Around the time that he discovered he was going to die from cancer, this dormant quarry came back to life once again as the pool of “water high” began to recede.
“This, Alex, is the perfect example of Forrest the Magician’s use of sleight of hand,” I proudly proclaimed. “Everyone has been distracted, their attention diverted to the waterfall, while he slipped the nickel into his ‘quarry’ pocket, totally unnoticed.”
Alex’s interest grew as he acknowledged that this was the real “water high” or “high water” mark and “draw” completed the circle of interwoven clue links.
“You can see how the poem leads us right to the treasure. The only path up here leads us right to the high water mark—precisely where it intersected the raised and abandoned part of the quarry to which we must go,” I confidently proclaimed with a smile.
I requested that our safety guide provide access to this abandoned part of the quarry and he said, “Absolutely not!
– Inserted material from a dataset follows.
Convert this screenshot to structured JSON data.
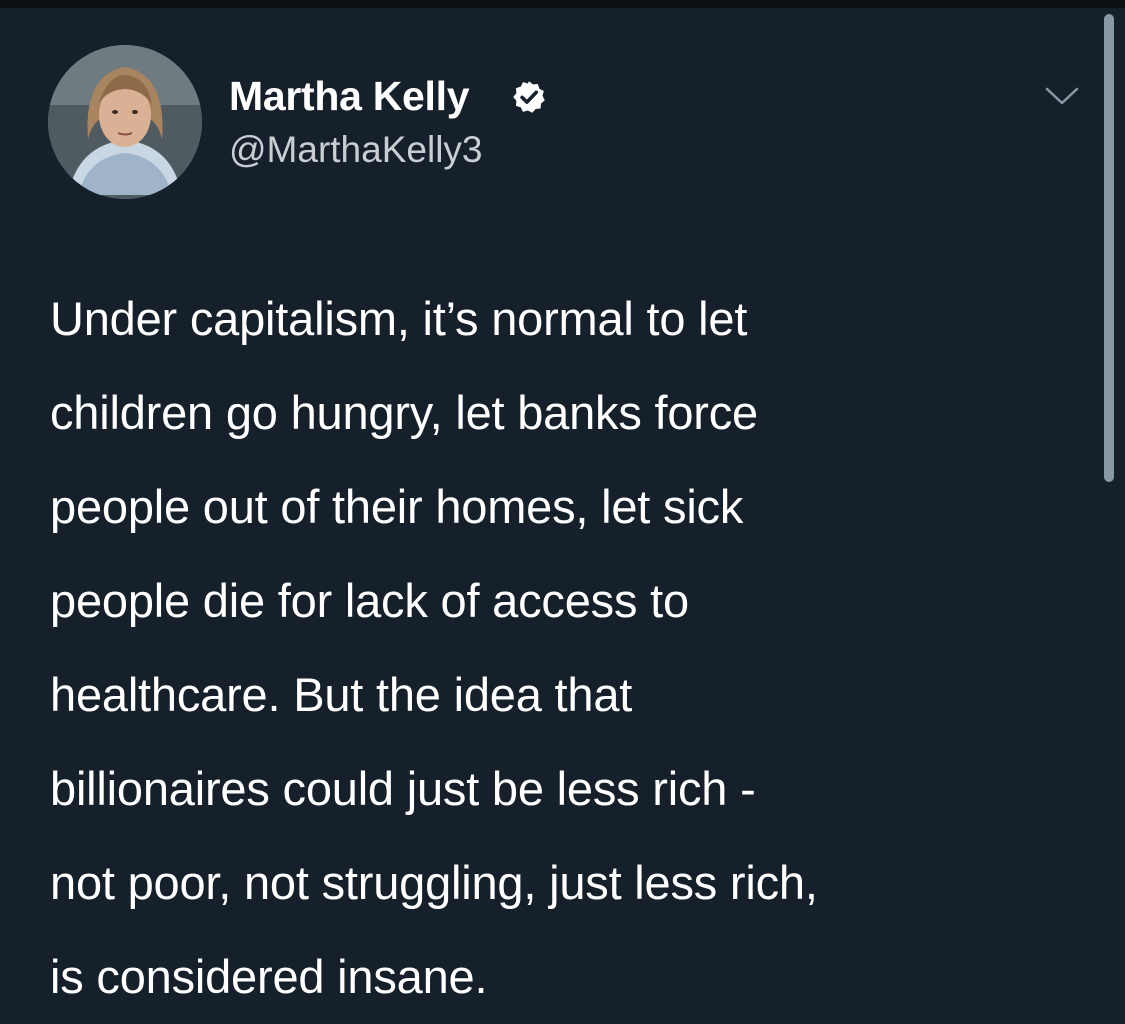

No one is allowed up there.”
As fascinating as the quarry tour was, I quickly came to the realization that my dream of discovering the trove with my son had come to an abrupt halt as those two little words instantly pricked my balloon of confidence. Three months of planning and research went out the window, all due to new quarry ownership, changes to federal mining safety laws, and the fact that this simple twenty foot climb that any child could do was covered in snow and ice. All I was left with was a whole new appreciation for the words “worth the cold.” My heart sank to a depth never felt before as I drifted into depression.
It was an awfully solemn and quiet drive back down the mountain. We appreciated the tour and felt privileged to be a part of what only a few have ever been able to do, but that fact paled in comparison to the huge let down we had just encountered. With heads slung low and shoulders slumped forward, we slowly shuffled back to the car.
The agony of defeat was excruciating; months of research, consulting lawyers, appeasing ownership laws, and devising the ultimate plan had just been wiped out by a single trivial event. I felt my treasure-hunting career coming to a rapid halt—and we are not talking a “warm waters” type of halt either! The realization that I had, once again, disappointed another family member became too much to bear. I had just been dealt four cards and a joker and I had to play them whether I liked it or not…
Wait a minute! I hadn’t traveled all this way to fail—not on my watch! This maverick was about to make the biggest bluff this million-dollar poker game, “The Thrill of the Chase,” had ever seen. This was the biggest gamble of my life and I yelled, “This will be our finest hour!”
I stormed back to the quarry office and kicked that door open. I didn’t even knock …